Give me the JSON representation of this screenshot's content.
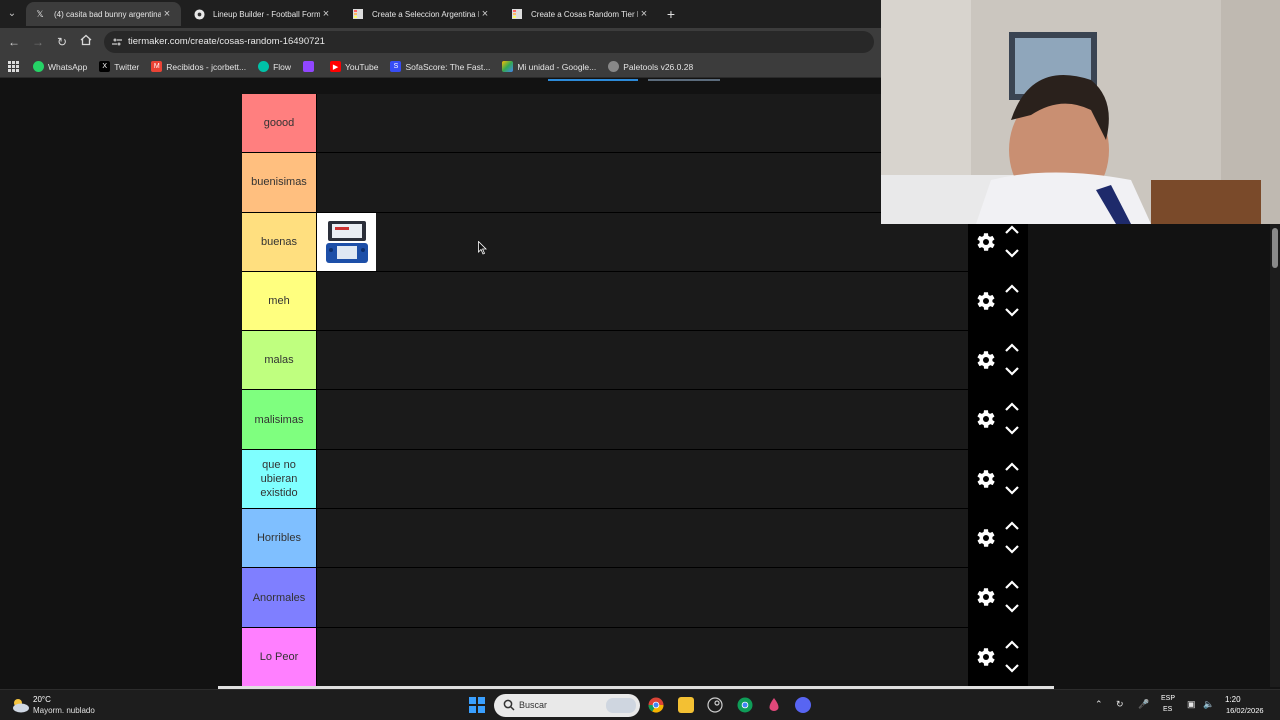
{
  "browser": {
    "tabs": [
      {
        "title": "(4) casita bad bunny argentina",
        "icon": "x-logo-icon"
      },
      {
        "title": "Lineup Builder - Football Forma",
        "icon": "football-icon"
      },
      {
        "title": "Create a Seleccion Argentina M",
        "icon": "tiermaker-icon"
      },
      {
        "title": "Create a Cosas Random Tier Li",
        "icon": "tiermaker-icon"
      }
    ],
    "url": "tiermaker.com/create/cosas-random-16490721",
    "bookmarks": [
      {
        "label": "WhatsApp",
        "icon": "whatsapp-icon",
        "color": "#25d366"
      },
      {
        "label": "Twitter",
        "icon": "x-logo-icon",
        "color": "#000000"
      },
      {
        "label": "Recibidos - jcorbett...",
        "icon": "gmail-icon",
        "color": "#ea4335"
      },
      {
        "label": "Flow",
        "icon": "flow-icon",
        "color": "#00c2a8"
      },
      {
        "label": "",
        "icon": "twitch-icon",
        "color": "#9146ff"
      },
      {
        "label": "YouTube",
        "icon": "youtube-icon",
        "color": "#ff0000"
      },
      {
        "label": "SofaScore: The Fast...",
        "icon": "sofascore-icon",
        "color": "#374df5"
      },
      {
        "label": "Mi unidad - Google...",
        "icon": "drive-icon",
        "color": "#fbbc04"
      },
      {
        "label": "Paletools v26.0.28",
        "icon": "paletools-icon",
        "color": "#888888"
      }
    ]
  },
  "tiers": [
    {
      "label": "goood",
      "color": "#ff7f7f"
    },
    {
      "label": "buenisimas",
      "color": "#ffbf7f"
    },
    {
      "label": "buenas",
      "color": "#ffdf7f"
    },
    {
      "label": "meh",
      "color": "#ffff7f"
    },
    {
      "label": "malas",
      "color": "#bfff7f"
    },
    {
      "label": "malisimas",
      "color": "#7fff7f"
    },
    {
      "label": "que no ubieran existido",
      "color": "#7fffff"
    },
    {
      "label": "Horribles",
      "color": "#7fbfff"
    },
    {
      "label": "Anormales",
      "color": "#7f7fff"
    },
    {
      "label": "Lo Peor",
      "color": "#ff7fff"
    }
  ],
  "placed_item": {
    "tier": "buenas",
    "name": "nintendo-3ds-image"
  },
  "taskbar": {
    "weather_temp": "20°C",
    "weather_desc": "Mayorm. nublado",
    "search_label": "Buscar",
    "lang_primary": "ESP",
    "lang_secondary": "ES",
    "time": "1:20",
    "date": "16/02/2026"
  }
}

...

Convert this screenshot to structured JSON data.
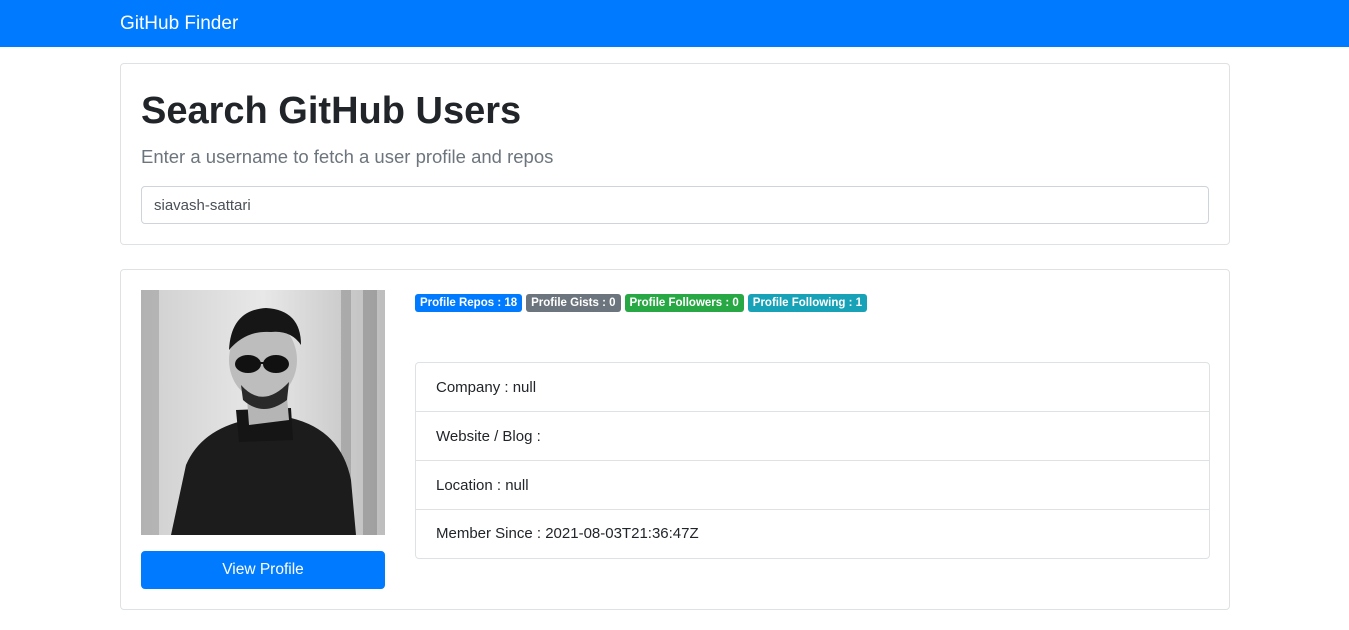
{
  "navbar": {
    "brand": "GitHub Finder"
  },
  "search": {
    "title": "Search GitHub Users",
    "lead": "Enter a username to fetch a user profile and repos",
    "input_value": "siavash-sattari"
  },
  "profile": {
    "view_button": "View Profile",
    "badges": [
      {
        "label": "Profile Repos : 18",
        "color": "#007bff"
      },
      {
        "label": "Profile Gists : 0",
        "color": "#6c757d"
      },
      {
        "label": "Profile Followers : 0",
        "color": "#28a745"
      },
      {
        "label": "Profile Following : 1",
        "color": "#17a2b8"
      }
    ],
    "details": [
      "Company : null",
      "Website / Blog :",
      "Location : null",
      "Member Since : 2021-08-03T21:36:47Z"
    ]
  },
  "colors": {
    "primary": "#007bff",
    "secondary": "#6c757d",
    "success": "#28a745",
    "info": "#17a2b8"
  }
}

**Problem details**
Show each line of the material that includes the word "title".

**Output below**
        "title": "(4) casita bad bunny argentina",
        "title": "Lineup Builder - Football Forma",
        "title": "Create a Seleccion Argentina M",
        "title": "Create a Cosas Random Tier Li",
    "title": "Search GitHub Users",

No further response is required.